------------------------------------------ Freeland Mainframe Table of Contents * FREELAND MAINFRAME * Offical Amiga Report Distribution Site * Running DLG Progessional * John Freeland, SysOp 206-438-1670 Supra 2400zi 206-438-2273 Telebit WorldBlazer(v.32bis) 206-456-6013 Supra v.32bis 24hrs - 7 days Internet - Olympia, Washington
------------------------------------------ LAHO Table of Contents * LAHO BBS * Official Amiga Report Distribution Site -- Finland * Running MBBS * Lenni Uitti, SysOp Tero Manninen, SysOp (PC-areas) Juha Makinen, SysOp (Amiga-areas) +358-64-414 1516, V.32bis/HST +358-64-414 0400, V.32bis/HST +358-64-414 6800, V.32/HST +358-64-423 1300, V.32 MNP Seinajoki, Finland Our machine is a 386/33 with 20MB of memory, 1GB harddisk and a CD-ROM drive. The BBS software is a Norwegian origin MBBS running in a DesqView windows. We have over 7000 files online (both for the Amiga and PC) + 650MB stuff on the Aminet CD-ROM disk. Every user has an access to download filelist (LAHOFIL.ZIP), list of Finnish 24-hour BBS's (BBSLIST.ZIP or BBSLIST.LHA) and every issue of the Amiga Report Magazine (AR101.LHA-AR1??.LHA) even on their first call. The system has been running since 1989 and is sponsored by the local telephone company, Vaasan Ladnin Puhelin Oy.
------------------------------------------ Falling BBS Table of Contents * FALLING BBS * Official Amiga Report Distribution Site -- Norway * Running ABBS * Christopher Naas, Sysop +47 69 256117 V.32bis 24hrs - 7 days EMail:
------------------------------------------ Command Line BBS Table of Contents * COMMAND LINE BBS * Official Amiga Report Distribution Site -- Canada Canada's Amiga Graphics & Animation Source * Running AmiExpress BBS * Nick Poliwko, Sysop 416-533-8321 V.32 24hrs - 7 days Toronto, Canada
------------------------------------------- Rendezvous BBS Table of Contents * RENDEZVOUS BBS * Official Amiga Report Distribution Site - New Zealand New Zealand Excelsior! BBS Support Site * Running Excelsior!
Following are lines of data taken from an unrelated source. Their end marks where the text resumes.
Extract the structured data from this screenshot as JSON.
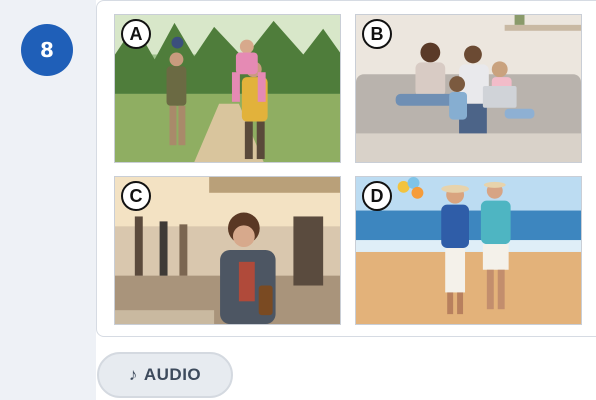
{
  "question": {
    "number": "8"
  },
  "options": [
    {
      "letter": "A",
      "scene": "family-hiking-photo"
    },
    {
      "letter": "B",
      "scene": "family-on-sofa-with-laptop-photo"
    },
    {
      "letter": "C",
      "scene": "woman-at-street-cafe-photo"
    },
    {
      "letter": "D",
      "scene": "couple-walking-on-beach-photo"
    }
  ],
  "audio": {
    "icon": "music-note-icon",
    "glyph": "♪",
    "label": "AUDIO"
  },
  "colors": {
    "badge": "#1f5fb8",
    "rail": "#eef1f6",
    "audio_bg": "#e7ebf0"
  }
}
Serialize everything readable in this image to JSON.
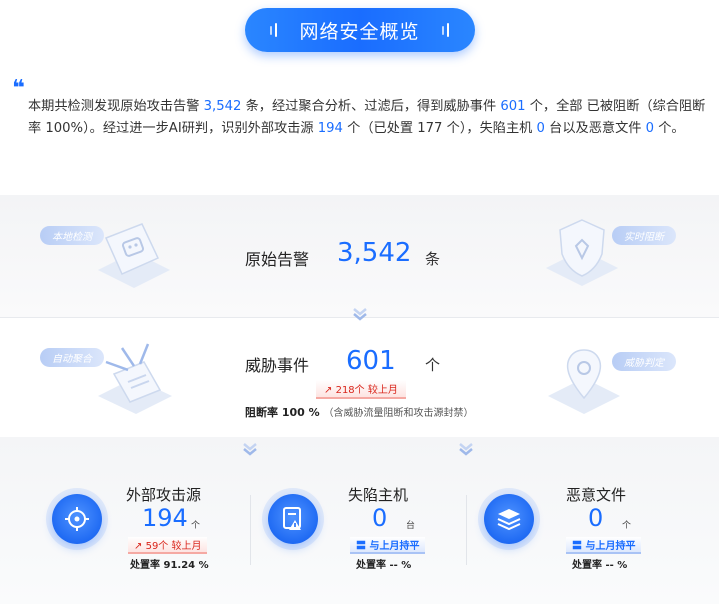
{
  "header": {
    "title": "网络安全概览"
  },
  "summary": {
    "part1": "本期共检测发现原始攻击告警 ",
    "alerts": "3,542",
    "part2": " 条，经过聚合分析、过滤后，得到威胁事件 ",
    "events": "601",
    "part3": " 个，全部 已被阻断（综合阻断率 100%）。经过进一步AI研判，识别外部攻击源 ",
    "sources": "194",
    "part4": " 个（已处置 177 个），失陷主机 ",
    "hosts": "0",
    "part5": " 台以及恶意文件 ",
    "files": "0",
    "part6": " 个。"
  },
  "tags": {
    "local_detect": "本地检测",
    "realtime_block": "实时阻断",
    "auto_aggregate": "自动聚合",
    "threat_judge": "威胁判定"
  },
  "alerts_row": {
    "label": "原始告警",
    "value": "3,542",
    "unit": "条"
  },
  "events_row": {
    "label": "威胁事件",
    "value": "601",
    "unit": "个",
    "trend": "218个 较上月",
    "block_rate_label": "阻断率 100 %",
    "block_rate_note": "（含威胁流量阻断和攻击源封禁）"
  },
  "stats": [
    {
      "title": "外部攻击源",
      "value": "194",
      "unit": "个",
      "trend": "59个 较上月",
      "rate": "处置率 91.24 %"
    },
    {
      "title": "失陷主机",
      "value": "0",
      "unit": "台",
      "trend": "与上月持平",
      "rate": "处置率 -- %"
    },
    {
      "title": "恶意文件",
      "value": "0",
      "unit": "个",
      "trend": "与上月持平",
      "rate": "处置率 -- %"
    }
  ],
  "colors": {
    "accent": "#1a6dff",
    "up": "#d9261c"
  },
  "icons": {
    "stat_0": "crosshair-target-icon",
    "stat_1": "infected-host-icon",
    "stat_2": "malicious-file-stack-icon"
  }
}
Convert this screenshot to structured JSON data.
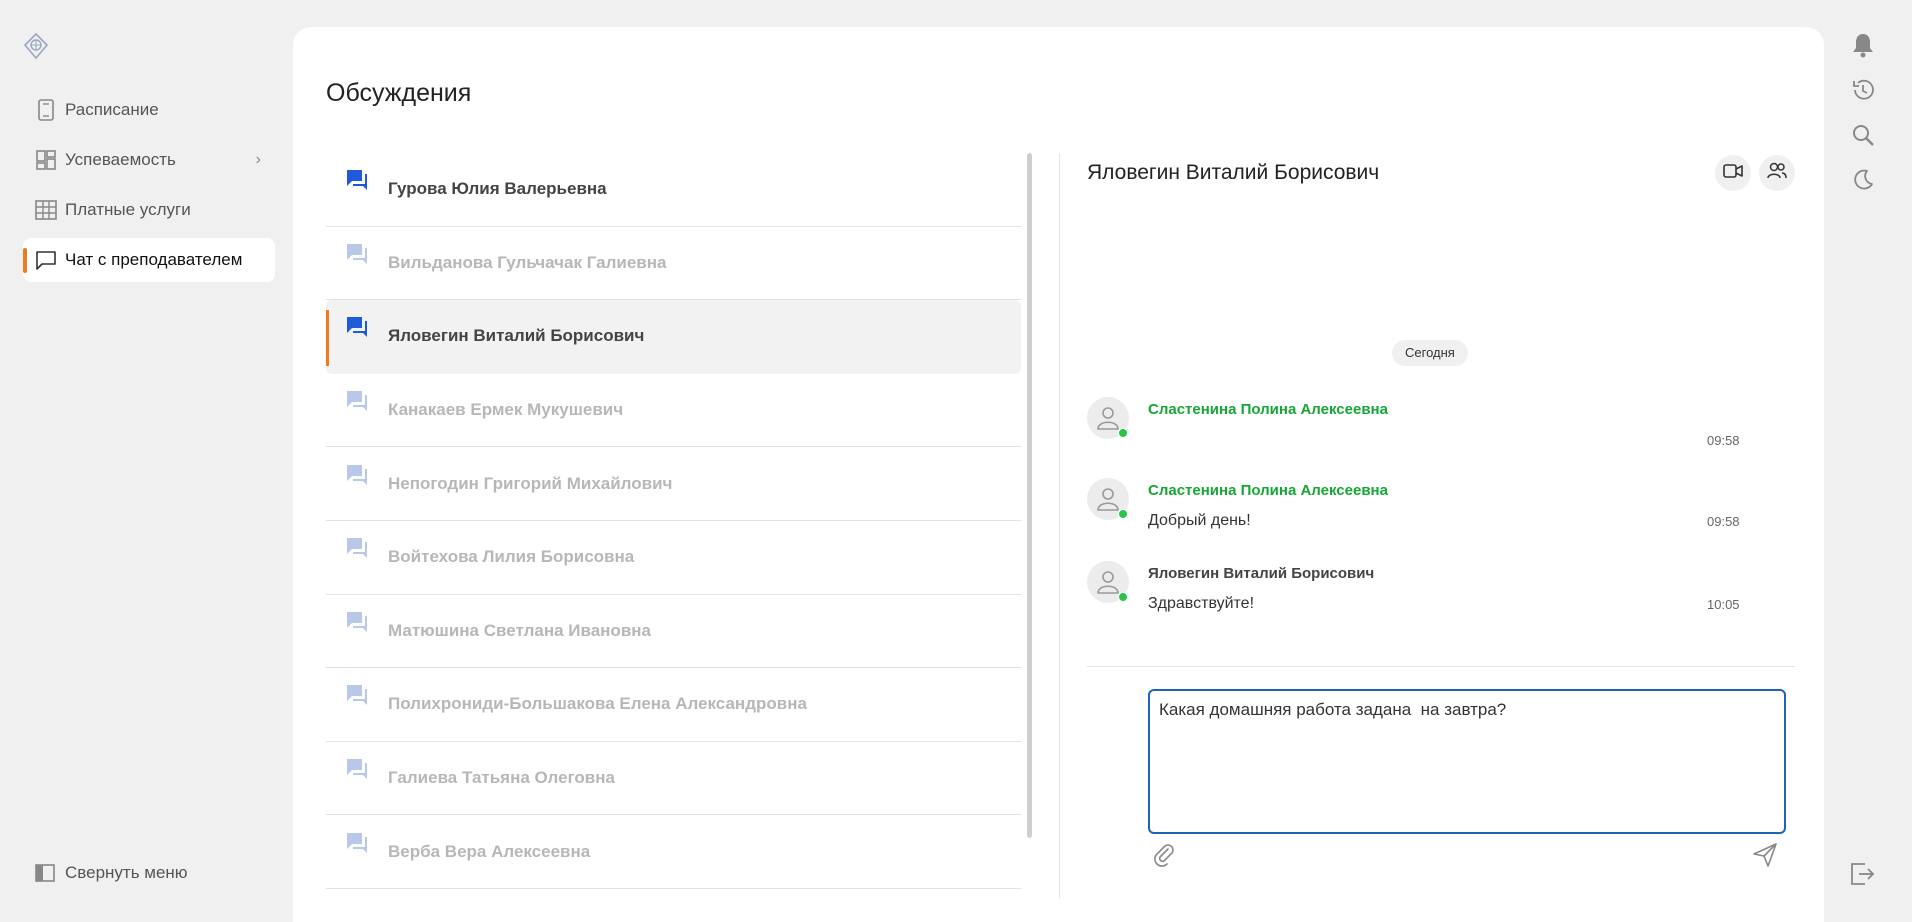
{
  "sidebar": {
    "items": [
      {
        "label": "Расписание",
        "icon": "phone-schedule-icon"
      },
      {
        "label": "Успеваемость",
        "icon": "dashboard-icon"
      },
      {
        "label": "Платные услуги",
        "icon": "table-icon"
      },
      {
        "label": "Чат с преподавателем",
        "icon": "chat-bubble-icon"
      }
    ],
    "collapse_label": "Свернуть меню"
  },
  "main": {
    "title": "Обсуждения",
    "conversations": [
      {
        "name": "Гурова  Юлия Валерьевна"
      },
      {
        "name": "Вильданова Гульчачак Галиевна"
      },
      {
        "name": "Яловегин Виталий Борисович"
      },
      {
        "name": "Канакаев Ермек Мукушевич"
      },
      {
        "name": "Непогодин Григорий Михайлович"
      },
      {
        "name": "Войтехова Лилия Борисовна"
      },
      {
        "name": "Матюшина Светлана Ивановна"
      },
      {
        "name": "Полихрониди-Большакова Елена Александровна"
      },
      {
        "name": "Галиева Татьяна Олеговна"
      },
      {
        "name": "Верба Вера Алексеевна"
      }
    ]
  },
  "chat": {
    "title": "Яловегин Виталий Борисович",
    "day_label": "Сегодня",
    "messages": [
      {
        "author": "Сластенина Полина Алексеевна",
        "text": "",
        "time": "09:58"
      },
      {
        "author": "Сластенина Полина Алексеевна",
        "text": "Добрый день!",
        "time": "09:58"
      },
      {
        "author": "Яловегин Виталий Борисович",
        "text": "Здравствуйте!",
        "time": "10:05"
      }
    ],
    "input_value": "Какая домашняя работа задана  на завтра?"
  },
  "colors": {
    "accent": "#f07a1f",
    "online": "#29c445",
    "author": "#17a636",
    "focus": "#1f63b8",
    "chat_icon": "#1f5bd8"
  }
}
Professional BBS * David Dustin, Sysop Internet: +64 6 3566375 Supra V.32bis 24hrs - 7 days Palmerston North, New Zealand
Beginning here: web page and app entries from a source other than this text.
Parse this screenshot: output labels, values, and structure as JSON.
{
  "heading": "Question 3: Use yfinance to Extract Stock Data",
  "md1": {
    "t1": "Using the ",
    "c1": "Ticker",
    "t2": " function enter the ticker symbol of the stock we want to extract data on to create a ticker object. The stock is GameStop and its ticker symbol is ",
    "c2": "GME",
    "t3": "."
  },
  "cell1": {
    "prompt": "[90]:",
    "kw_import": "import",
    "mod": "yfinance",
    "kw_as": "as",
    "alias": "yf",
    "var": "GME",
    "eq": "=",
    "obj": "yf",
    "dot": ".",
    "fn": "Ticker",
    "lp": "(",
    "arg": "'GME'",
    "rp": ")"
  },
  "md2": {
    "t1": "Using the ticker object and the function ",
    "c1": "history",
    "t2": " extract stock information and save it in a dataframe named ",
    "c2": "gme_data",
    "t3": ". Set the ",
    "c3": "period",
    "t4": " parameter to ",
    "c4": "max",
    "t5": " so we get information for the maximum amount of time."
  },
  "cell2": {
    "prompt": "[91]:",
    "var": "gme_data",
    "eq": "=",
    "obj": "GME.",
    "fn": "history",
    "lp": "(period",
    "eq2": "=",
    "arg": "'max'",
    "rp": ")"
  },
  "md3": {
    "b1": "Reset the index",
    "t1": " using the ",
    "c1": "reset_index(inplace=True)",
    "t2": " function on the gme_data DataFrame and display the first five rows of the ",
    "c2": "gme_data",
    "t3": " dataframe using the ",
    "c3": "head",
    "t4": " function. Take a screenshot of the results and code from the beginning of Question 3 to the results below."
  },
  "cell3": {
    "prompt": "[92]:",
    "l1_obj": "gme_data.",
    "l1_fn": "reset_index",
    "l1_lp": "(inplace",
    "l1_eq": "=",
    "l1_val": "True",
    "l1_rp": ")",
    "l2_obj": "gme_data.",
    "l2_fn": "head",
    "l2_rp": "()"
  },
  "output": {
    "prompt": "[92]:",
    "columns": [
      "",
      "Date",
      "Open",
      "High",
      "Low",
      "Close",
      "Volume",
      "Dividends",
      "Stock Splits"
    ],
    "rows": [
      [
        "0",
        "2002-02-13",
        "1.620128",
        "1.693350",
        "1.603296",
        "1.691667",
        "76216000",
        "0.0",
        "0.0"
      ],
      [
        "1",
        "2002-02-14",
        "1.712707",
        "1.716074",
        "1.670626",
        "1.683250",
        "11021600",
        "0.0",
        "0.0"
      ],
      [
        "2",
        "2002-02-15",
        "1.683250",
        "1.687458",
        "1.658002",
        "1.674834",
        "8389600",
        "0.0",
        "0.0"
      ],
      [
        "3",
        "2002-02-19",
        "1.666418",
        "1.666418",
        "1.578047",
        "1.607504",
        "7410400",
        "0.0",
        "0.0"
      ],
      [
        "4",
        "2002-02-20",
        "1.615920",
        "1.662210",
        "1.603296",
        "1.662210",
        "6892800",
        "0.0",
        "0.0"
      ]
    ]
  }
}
------------------------------------------- Leguans Byte Channel Table of Contents * LEGUANS BYTE CHANNEL * Official Amiga Report Distribution Site -- Germany * Running EazyBBS V2.11 * Andreas Geist, Sysop Usenet: 24 hrs - 7 days Line 1: 49-30-8110060 USR DS 16.8 Line 2: 49-30-8122442 USR DS 16.8 Login as User: "amiga", Passwd: "report"
------------------------------------------- Stingray Database BBS Table of Contents * STINGRAY DATABASE * Official Amiga Report Distribution Site -- Germany * Running FastCall * Bernd Mienert, Sysop EMail: +49 208 496807 HST-Dual 24hrs - 7 days Muelheim/Ruhr, Germany
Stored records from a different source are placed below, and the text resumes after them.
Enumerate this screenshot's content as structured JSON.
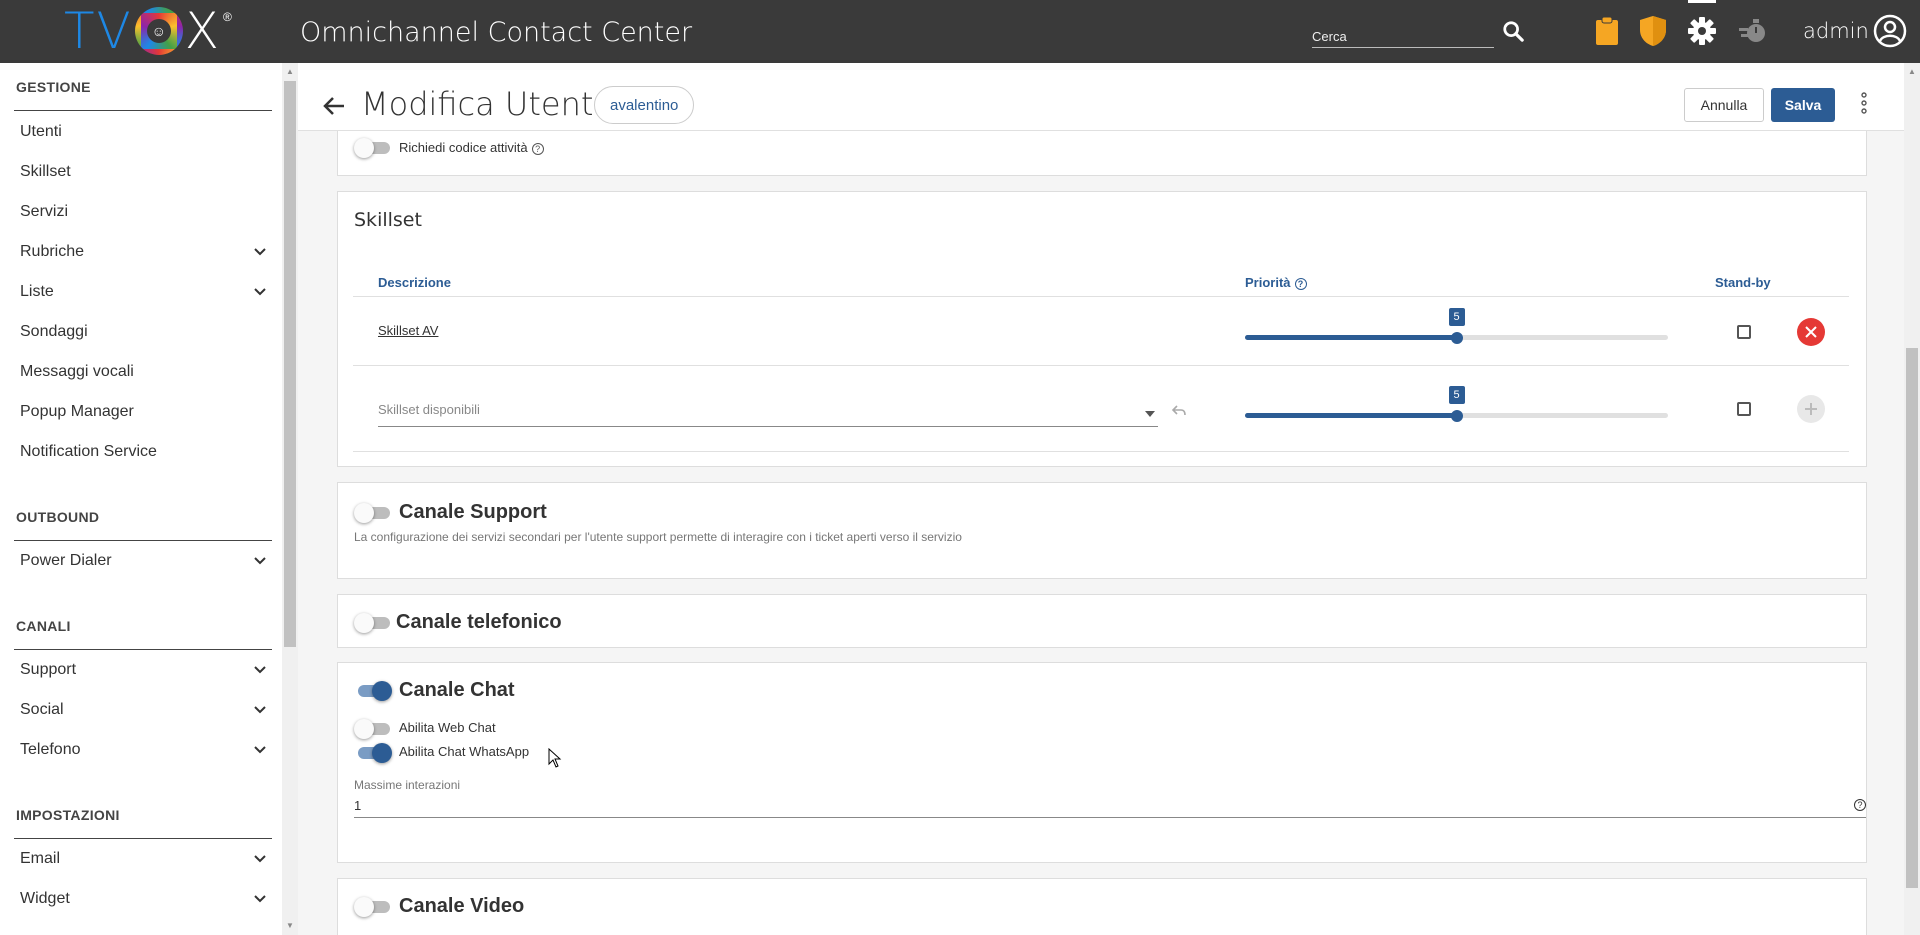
{
  "app": {
    "logo_text_left": "TV",
    "logo_text_right": "X",
    "logo_registered": "®",
    "title": "Omnichannel Contact Center",
    "user": "admin"
  },
  "search": {
    "placeholder": "Cerca"
  },
  "colors": {
    "topbar": "#3a3a3a",
    "accent": "#2c5c94",
    "danger": "#e53935",
    "badge_orange": "#f5a623"
  },
  "sidebar": {
    "sections": [
      {
        "title": "GESTIONE",
        "items": [
          {
            "label": "Utenti",
            "expandable": false
          },
          {
            "label": "Skillset",
            "expandable": false
          },
          {
            "label": "Servizi",
            "expandable": false
          },
          {
            "label": "Rubriche",
            "expandable": true
          },
          {
            "label": "Liste",
            "expandable": true
          },
          {
            "label": "Sondaggi",
            "expandable": false
          },
          {
            "label": "Messaggi vocali",
            "expandable": false
          },
          {
            "label": "Popup Manager",
            "expandable": false
          },
          {
            "label": "Notification Service",
            "expandable": false
          }
        ]
      },
      {
        "title": "OUTBOUND",
        "items": [
          {
            "label": "Power Dialer",
            "expandable": true
          }
        ]
      },
      {
        "title": "CANALI",
        "items": [
          {
            "label": "Support",
            "expandable": true
          },
          {
            "label": "Social",
            "expandable": true
          },
          {
            "label": "Telefono",
            "expandable": true
          }
        ]
      },
      {
        "title": "IMPOSTAZIONI",
        "items": [
          {
            "label": "Email",
            "expandable": true
          },
          {
            "label": "Widget",
            "expandable": true
          }
        ]
      }
    ]
  },
  "header": {
    "title": "Modifica Utente",
    "username": "avalentino",
    "cancel_label": "Annulla",
    "save_label": "Salva"
  },
  "activity_code": {
    "label": "Richiedi codice attività",
    "enabled": false
  },
  "skillset": {
    "title": "Skillset",
    "col_description": "Descrizione",
    "col_priority": "Priorità",
    "col_standby": "Stand-by",
    "rows": [
      {
        "name": "Skillset AV",
        "priority": 5,
        "priority_max": 10,
        "standby": false
      }
    ],
    "new_row": {
      "placeholder": "Skillset disponibili",
      "priority": 5,
      "priority_max": 10,
      "standby": false
    }
  },
  "canale_support": {
    "title": "Canale Support",
    "enabled": false,
    "description": "La configurazione dei servizi secondari per l'utente support permette di interagire con i ticket aperti verso il servizio"
  },
  "canale_telefonico": {
    "title": "Canale telefonico",
    "enabled": false
  },
  "canale_chat": {
    "title": "Canale Chat",
    "enabled": true,
    "web_chat_label": "Abilita Web Chat",
    "web_chat_enabled": false,
    "whatsapp_label": "Abilita Chat WhatsApp",
    "whatsapp_enabled": true,
    "max_interactions_label": "Massime interazioni",
    "max_interactions_value": "1"
  },
  "canale_video": {
    "title": "Canale Video",
    "enabled": false
  }
}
-------------------------------------------- T.B.P. Video Slate Table of Contents * T.B.P. VIDEO SLATE * Official Amiga Report Distribution Site An Amiga dedicated BBS for All * Running Skyline 1.3.2 * Mark E Davidson, Sysop 24 hrs - 7 days 201-586-3623 USR 14.4 HST Rockaway, New Jersey Full Skypix menus + normal and ansi menu sets. Instant Access to all. Download on the first call. Hardware: Amiga 500 Tower custom at 14 MHz, 350 Meg maxtor, 125 Meg SCSI Maxtor, 125 Meg IDE Maxtor, Double Speed CD rom, 9 meg RAM
-------------------------------------------- Amiga Central Table of Contents * AMIGA CENTRAL! * Official Amiga Report Distribution Site CNet Amiga Support Site * Running CNet Amiga BBS * Carl Tashian, Sysop Internet mail: 615-383-9679 1200-14.4Kbps V.32bis 24 hours - 7 days Nashville, Tennessee Hardware: Amiga 3000 Tower 68030+882@25MHz, 105 meg Quantum, 225 meg Seagate, Zoom 14.4k modem
-------------------------------------------- Continental Drift Table of Contents * CONTINENTAL DRIFT BBS * Official Amiga Report Distribution Site * Running MAXsBBS software (DLG Pro is being delivered!) * Murry Chaffer & Andre Lackman, Sysops +612 9188375 24 hours - 7 days Sydney, Australia
-------------------------------------------- Table of Contents * GURU MEDITATION * Official Amiga Report Distribution Site -- Spain * Running Remote Access * Javier Frias, SysOp +34-1-383-1317 V.32bis 24 hours - 7days Spain